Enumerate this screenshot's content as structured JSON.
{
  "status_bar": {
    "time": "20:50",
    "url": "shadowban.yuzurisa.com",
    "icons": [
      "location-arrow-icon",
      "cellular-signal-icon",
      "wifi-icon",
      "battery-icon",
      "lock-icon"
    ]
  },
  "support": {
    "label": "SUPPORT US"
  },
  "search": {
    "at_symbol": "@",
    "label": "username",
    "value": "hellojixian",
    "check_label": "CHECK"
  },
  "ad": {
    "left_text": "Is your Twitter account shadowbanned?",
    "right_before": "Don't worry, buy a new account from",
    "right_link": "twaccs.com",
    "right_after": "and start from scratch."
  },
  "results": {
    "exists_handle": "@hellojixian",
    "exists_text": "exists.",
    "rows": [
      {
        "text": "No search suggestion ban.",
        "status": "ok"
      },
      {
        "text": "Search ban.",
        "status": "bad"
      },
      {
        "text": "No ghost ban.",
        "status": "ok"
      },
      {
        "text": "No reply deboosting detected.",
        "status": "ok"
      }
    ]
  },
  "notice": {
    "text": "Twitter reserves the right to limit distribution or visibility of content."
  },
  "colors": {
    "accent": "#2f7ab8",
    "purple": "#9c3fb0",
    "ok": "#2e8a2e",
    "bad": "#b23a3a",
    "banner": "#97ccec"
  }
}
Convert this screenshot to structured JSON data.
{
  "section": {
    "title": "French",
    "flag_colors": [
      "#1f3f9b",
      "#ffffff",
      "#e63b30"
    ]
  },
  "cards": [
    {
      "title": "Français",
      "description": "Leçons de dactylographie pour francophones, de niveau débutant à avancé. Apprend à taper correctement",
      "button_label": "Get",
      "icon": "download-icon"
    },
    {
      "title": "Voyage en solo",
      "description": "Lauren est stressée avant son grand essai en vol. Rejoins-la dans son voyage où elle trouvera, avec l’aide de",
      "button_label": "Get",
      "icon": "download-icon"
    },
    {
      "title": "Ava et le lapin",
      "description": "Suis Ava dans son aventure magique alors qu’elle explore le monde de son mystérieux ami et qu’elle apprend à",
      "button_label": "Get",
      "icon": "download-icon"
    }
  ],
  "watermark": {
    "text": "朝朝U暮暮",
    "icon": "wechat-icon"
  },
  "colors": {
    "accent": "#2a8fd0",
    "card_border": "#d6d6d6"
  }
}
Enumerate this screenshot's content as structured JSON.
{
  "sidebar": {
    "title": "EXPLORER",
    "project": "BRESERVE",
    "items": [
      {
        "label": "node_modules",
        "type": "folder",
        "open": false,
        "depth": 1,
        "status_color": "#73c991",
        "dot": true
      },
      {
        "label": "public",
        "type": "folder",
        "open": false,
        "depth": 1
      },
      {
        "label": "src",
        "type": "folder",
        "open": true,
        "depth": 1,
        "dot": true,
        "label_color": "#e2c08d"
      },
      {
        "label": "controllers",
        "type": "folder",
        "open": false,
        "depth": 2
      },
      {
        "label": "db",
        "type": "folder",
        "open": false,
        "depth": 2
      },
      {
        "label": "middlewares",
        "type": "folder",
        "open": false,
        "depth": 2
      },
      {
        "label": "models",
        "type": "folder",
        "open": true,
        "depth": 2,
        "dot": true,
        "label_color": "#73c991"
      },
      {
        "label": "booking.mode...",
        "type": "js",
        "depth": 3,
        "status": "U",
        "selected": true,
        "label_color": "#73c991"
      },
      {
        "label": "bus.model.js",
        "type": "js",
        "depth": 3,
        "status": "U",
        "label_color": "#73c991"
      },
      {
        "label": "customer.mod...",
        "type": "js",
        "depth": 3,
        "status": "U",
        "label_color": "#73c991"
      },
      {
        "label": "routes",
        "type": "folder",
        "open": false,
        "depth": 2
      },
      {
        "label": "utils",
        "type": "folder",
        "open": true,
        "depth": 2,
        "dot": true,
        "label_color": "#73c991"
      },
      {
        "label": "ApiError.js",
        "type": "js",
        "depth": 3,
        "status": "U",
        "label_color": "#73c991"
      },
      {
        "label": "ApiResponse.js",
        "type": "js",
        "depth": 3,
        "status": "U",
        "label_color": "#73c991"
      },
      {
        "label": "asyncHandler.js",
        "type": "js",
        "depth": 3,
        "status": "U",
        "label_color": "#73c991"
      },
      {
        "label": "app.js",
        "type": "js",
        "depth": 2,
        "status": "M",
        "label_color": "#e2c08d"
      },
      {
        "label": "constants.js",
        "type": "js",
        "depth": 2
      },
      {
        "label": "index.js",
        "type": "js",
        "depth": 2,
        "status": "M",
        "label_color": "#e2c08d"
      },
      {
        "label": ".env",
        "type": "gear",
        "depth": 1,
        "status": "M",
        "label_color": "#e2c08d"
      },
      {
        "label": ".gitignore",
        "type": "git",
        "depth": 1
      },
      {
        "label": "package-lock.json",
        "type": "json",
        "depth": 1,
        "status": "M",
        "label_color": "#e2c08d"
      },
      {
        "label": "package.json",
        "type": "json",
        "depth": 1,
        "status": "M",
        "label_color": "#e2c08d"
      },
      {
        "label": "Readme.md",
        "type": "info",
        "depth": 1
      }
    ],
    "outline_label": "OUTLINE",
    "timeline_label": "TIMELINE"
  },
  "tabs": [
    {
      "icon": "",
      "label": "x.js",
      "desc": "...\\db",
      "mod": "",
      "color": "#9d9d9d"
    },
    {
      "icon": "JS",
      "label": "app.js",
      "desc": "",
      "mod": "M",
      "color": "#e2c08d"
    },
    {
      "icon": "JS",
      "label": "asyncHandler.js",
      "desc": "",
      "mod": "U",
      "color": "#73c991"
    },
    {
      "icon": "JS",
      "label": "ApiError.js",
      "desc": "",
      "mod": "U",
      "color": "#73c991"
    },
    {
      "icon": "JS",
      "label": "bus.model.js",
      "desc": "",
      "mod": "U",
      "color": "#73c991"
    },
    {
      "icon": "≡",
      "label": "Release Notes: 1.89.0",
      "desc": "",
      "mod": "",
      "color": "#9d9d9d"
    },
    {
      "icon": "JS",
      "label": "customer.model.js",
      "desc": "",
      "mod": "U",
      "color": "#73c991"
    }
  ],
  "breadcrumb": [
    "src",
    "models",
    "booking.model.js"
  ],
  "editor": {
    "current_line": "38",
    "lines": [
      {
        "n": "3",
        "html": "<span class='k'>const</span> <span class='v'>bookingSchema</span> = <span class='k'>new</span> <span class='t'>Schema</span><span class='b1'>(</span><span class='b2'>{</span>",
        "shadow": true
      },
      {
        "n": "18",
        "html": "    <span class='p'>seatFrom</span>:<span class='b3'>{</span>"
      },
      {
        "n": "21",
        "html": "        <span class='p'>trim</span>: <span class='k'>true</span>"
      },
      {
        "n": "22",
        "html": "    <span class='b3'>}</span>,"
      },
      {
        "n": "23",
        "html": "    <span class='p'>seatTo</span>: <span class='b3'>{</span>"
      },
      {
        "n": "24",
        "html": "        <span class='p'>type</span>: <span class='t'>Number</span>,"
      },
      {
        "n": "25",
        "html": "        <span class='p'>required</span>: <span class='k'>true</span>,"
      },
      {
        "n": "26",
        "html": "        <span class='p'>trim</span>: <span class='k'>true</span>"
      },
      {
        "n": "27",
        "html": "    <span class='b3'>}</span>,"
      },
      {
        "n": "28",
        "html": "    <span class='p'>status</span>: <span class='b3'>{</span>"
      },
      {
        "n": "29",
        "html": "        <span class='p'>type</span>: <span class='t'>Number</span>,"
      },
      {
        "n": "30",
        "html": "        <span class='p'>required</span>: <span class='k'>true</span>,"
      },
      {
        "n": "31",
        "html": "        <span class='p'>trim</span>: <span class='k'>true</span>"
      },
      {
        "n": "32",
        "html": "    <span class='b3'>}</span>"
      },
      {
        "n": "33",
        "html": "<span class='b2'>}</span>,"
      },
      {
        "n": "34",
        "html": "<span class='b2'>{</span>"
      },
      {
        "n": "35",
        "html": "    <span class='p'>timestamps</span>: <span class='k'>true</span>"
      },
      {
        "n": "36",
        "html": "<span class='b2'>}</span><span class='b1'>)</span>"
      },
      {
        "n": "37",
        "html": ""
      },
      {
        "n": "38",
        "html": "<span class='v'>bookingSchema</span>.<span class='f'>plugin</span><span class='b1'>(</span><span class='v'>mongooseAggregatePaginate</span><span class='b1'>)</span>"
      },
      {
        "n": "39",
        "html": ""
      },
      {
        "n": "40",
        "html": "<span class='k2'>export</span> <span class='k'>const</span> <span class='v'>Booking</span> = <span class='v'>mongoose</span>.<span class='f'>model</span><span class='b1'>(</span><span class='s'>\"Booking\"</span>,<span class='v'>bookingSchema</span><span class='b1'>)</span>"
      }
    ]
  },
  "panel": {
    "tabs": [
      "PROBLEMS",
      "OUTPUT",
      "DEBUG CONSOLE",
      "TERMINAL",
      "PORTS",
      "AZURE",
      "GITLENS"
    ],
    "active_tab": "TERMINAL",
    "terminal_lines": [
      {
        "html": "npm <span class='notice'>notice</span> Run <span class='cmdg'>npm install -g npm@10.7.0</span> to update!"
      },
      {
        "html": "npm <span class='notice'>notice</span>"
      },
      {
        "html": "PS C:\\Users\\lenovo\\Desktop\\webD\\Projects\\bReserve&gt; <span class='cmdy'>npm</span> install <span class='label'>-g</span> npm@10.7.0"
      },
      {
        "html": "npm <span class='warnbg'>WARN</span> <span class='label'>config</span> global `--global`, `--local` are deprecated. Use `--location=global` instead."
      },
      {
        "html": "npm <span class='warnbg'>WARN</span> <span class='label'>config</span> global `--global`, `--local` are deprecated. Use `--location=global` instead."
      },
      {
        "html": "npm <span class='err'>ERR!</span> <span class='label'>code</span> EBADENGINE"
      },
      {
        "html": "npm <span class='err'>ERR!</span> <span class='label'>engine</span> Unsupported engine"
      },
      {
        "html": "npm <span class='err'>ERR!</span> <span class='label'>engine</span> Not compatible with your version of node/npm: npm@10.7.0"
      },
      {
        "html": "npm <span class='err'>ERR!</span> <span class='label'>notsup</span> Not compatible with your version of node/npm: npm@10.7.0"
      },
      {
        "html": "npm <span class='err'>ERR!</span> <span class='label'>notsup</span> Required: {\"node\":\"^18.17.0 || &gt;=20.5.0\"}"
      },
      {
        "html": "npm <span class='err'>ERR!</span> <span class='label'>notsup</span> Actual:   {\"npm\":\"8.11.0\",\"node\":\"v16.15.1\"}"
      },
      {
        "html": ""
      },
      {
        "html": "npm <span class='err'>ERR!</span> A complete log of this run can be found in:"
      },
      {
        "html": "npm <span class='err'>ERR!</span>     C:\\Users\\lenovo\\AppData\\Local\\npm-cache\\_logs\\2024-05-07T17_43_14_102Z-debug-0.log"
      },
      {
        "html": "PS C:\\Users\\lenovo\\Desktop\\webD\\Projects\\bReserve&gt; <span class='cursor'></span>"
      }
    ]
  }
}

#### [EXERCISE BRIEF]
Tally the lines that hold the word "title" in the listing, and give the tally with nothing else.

#### [RESPONSE BOX]
5